__WHAT NEEDS TO BE DONE__: Apart from the images, the records below need to be copied exactly.

>>>

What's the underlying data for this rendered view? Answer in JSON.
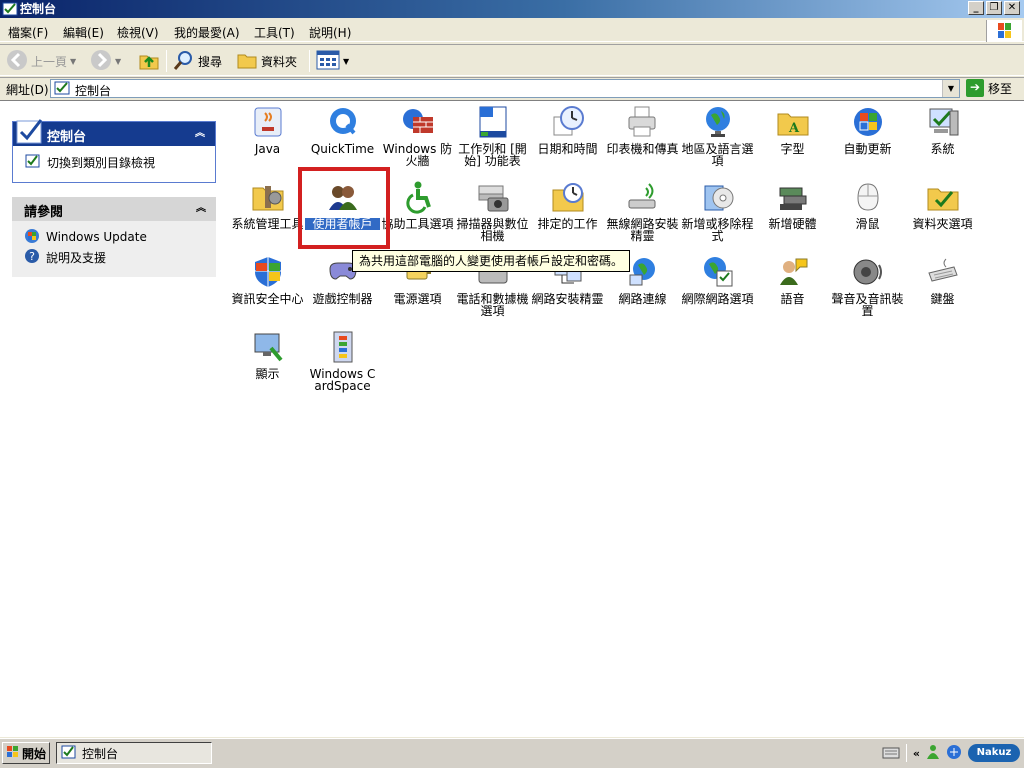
{
  "window": {
    "title": "控制台",
    "buttons": {
      "minimize": "_",
      "maximize": "❐",
      "close": "✕"
    }
  },
  "menu": [
    "檔案(F)",
    "編輯(E)",
    "檢視(V)",
    "我的最愛(A)",
    "工具(T)",
    "說明(H)"
  ],
  "toolbar": {
    "back": "上一頁",
    "search": "搜尋",
    "folders": "資料夾"
  },
  "address": {
    "label": "網址(D)",
    "value": "控制台",
    "go": "移至"
  },
  "panels": {
    "cp": {
      "title": "控制台",
      "link": "切換到類別目錄檢視"
    },
    "see_also": {
      "title": "請參閱",
      "links": [
        "Windows Update",
        "說明及支援"
      ]
    }
  },
  "items": [
    {
      "label": "Java"
    },
    {
      "label": "QuickTime"
    },
    {
      "label": "Windows 防火牆"
    },
    {
      "label": "工作列和 [開始] 功能表"
    },
    {
      "label": "日期和時間"
    },
    {
      "label": "印表機和傳真"
    },
    {
      "label": "地區及語言選項"
    },
    {
      "label": "字型"
    },
    {
      "label": "自動更新"
    },
    {
      "label": "系統"
    },
    {
      "label": "系統管理工具"
    },
    {
      "label": "使用者帳戶"
    },
    {
      "label": "協助工具選項"
    },
    {
      "label": "掃描器與數位相機"
    },
    {
      "label": "排定的工作"
    },
    {
      "label": "無線網路安裝精靈"
    },
    {
      "label": "新增或移除程式"
    },
    {
      "label": "新增硬體"
    },
    {
      "label": "滑鼠"
    },
    {
      "label": "資料夾選項"
    },
    {
      "label": "資訊安全中心"
    },
    {
      "label": "遊戲控制器"
    },
    {
      "label": "電源選項"
    },
    {
      "label": "電話和數據機選項"
    },
    {
      "label": "網路安裝精靈"
    },
    {
      "label": "網路連線"
    },
    {
      "label": "網際網路選項"
    },
    {
      "label": "語音"
    },
    {
      "label": "聲音及音訊裝置"
    },
    {
      "label": "鍵盤"
    },
    {
      "label": "顯示"
    },
    {
      "label": "Windows CardSpace"
    }
  ],
  "tooltip": "為共用這部電腦的人變更使用者帳戶設定和密碼。",
  "taskbar": {
    "start": "開始",
    "task": "控制台",
    "tray_arrows": "«",
    "badge": "Nakuz"
  },
  "colors": {
    "highlight_box": "#d32020",
    "selection": "#316ac5",
    "panel_header": "#153b8f",
    "tooltip_bg": "#ffffe1"
  }
}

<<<

__RESPONSE AREA__:
What's the underlying data for this rendered view? Answer in JSON.
{
  "window": {
    "title": "控制台",
    "buttons": {
      "minimize": "_",
      "maximize": "❐",
      "close": "✕"
    }
  },
  "menu": [
    "檔案(F)",
    "編輯(E)",
    "檢視(V)",
    "我的最愛(A)",
    "工具(T)",
    "說明(H)"
  ],
  "toolbar": {
    "back": "上一頁",
    "search": "搜尋",
    "folders": "資料夾"
  },
  "address": {
    "label": "網址(D)",
    "value": "控制台",
    "go": "移至"
  },
  "panels": {
    "cp": {
      "title": "控制台",
      "link": "切換到類別目錄檢視"
    },
    "see_also": {
      "title": "請參閱",
      "links": [
        "Windows Update",
        "說明及支援"
      ]
    }
  },
  "items": [
    {
      "label": "Java"
    },
    {
      "label": "QuickTime"
    },
    {
      "label": "Windows 防火牆"
    },
    {
      "label": "工作列和 [開始] 功能表"
    },
    {
      "label": "日期和時間"
    },
    {
      "label": "印表機和傳真"
    },
    {
      "label": "地區及語言選項"
    },
    {
      "label": "字型"
    },
    {
      "label": "自動更新"
    },
    {
      "label": "系統"
    },
    {
      "label": "系統管理工具"
    },
    {
      "label": "使用者帳戶"
    },
    {
      "label": "協助工具選項"
    },
    {
      "label": "掃描器與數位相機"
    },
    {
      "label": "排定的工作"
    },
    {
      "label": "無線網路安裝精靈"
    },
    {
      "label": "新增或移除程式"
    },
    {
      "label": "新增硬體"
    },
    {
      "label": "滑鼠"
    },
    {
      "label": "資料夾選項"
    },
    {
      "label": "資訊安全中心"
    },
    {
      "label": "遊戲控制器"
    },
    {
      "label": "電源選項"
    },
    {
      "label": "電話和數據機選項"
    },
    {
      "label": "網路安裝精靈"
    },
    {
      "label": "網路連線"
    },
    {
      "label": "網際網路選項"
    },
    {
      "label": "語音"
    },
    {
      "label": "聲音及音訊裝置"
    },
    {
      "label": "鍵盤"
    },
    {
      "label": "顯示"
    },
    {
      "label": "Windows CardSpace"
    }
  ],
  "tooltip": "為共用這部電腦的人變更使用者帳戶設定和密碼。",
  "taskbar": {
    "start": "開始",
    "task": "控制台",
    "tray_arrows": "«",
    "badge": "Nakuz"
  },
  "colors": {
    "highlight_box": "#d32020",
    "selection": "#316ac5",
    "panel_header": "#153b8f",
    "tooltip_bg": "#ffffe1"
  }
}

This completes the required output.